Things are starting to look better now. After some elbow grease over the weekend and much research on Linux' interprocess communications, I was finally able to get my simple simulator up and running and connected to Contiki. The development process wasn't easy, but it took about a week (of hard work) to get it to the point where I can actually start simulating actual nodes. I'm actually quite satisfied with it. It's not as sophisticated as Cooja or Netsim (Contiki's native simulators) but it can do what I want and give me fine-grained control over how the simulation is run. Here are some of the details.

The simulator starts up as a command line shell. To add a node, you type "add". The simulator will then fork a process and run the FreakZ stack on it. The command shell also has two duplex communications channels to the node. One of the duplex communications channels is for data tx and rx. The other is for command tx and rx.

The node runs a simple command parser and is constantly listening to the command rx pipe for instructions. When the user types in a command and addresses that node, the command will be sent directly to that node. Once the node receives the instruction, the command parser will then parse the instruction and arguments and carry out the task.

Probably the toughest part was the radio medium. To simulate a radio medium in the simplest case, when one node transmits, all nodes should ideally be able to hear. I know, I know...it's impossible due to range, fading, etc...but I'm just talking about a simple case. When one node transmits, the data needs to be broadcast to all the nodes. The nodes will then check the address and determine if it should be discarded or sent up the stack. This is how a standard 802.15.4 radio works.

The broadcasting part was difficult because there's not really a good way to do one-to-many interprocess communication on Linux. Some of the candidates were "named pipes", shared memory, and client/server using sockets. However each of them had some drawbacks, mostly in complexity. I experimented a bit with some of them, but after awhile, I decided to take the easy way out. I just keep a list of all the nodes, and when one of them transmits data, it goes to the main shell which then forwards the data to each listening node. Its brute force and crude, but it was the easiest way to broadcast data to all my processes reliably. In the future, I'd like to add some features like transmission range or noise to the radio medium to make it more realistic. But right now, I just want to see how the nodes perform in a network setting.

So that brings me to today. I simulated my first node where I actually brought up all the layers and started a network formation request. Unfortunately, I found a bug immediately so I'm working on the fix now. Actually, it's strange because that same bug should have come up in my old test fixture (the single-process one), but I never saw it before. It's kind of a mystery that bears more investigation, but anyways it's better to catch bugs than let them stay dormant inside the code.

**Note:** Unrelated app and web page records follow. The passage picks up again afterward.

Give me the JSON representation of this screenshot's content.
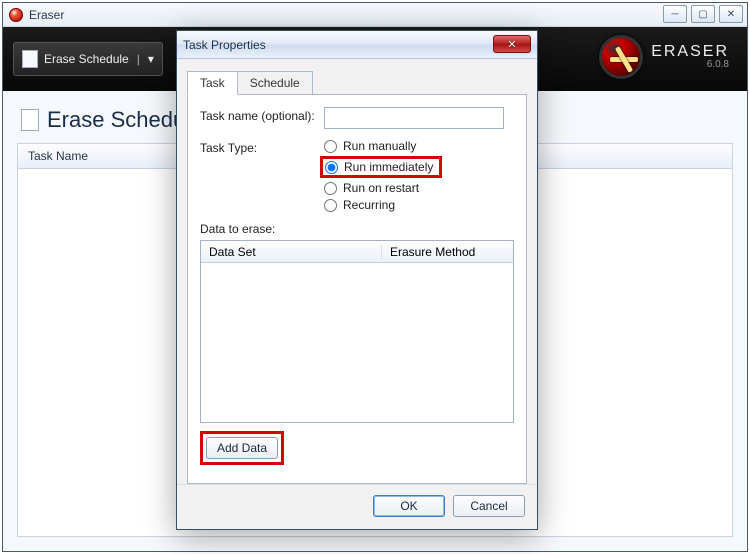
{
  "app": {
    "title": "Eraser",
    "brand_name": "ERASER",
    "version": "6.0.8"
  },
  "ribbon": {
    "schedule_button": "Erase Schedule",
    "dropdown_glyph": "▾"
  },
  "main": {
    "page_title": "Erase Schedule",
    "grid_header": "Task Name"
  },
  "dialog": {
    "title": "Task Properties",
    "tabs": {
      "task": "Task",
      "schedule": "Schedule"
    },
    "task_name_label": "Task name (optional):",
    "task_name_value": "",
    "task_type_label": "Task Type:",
    "radios": {
      "manually": "Run manually",
      "immediately": "Run immediately",
      "restart": "Run on restart",
      "recurring": "Recurring"
    },
    "selected_radio": "immediately",
    "data_section_label": "Data to erase:",
    "table": {
      "col1": "Data Set",
      "col2": "Erasure Method"
    },
    "add_data": "Add Data",
    "ok": "OK",
    "cancel": "Cancel"
  },
  "win_controls": {
    "min": "─",
    "max": "▢",
    "close": "✕"
  }
}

I found out the reason why I didn't see the problem in my test fixture. I tested the mac components that made up nwk formation individually but didn't test them running together in the actual nwk formation code. Oops.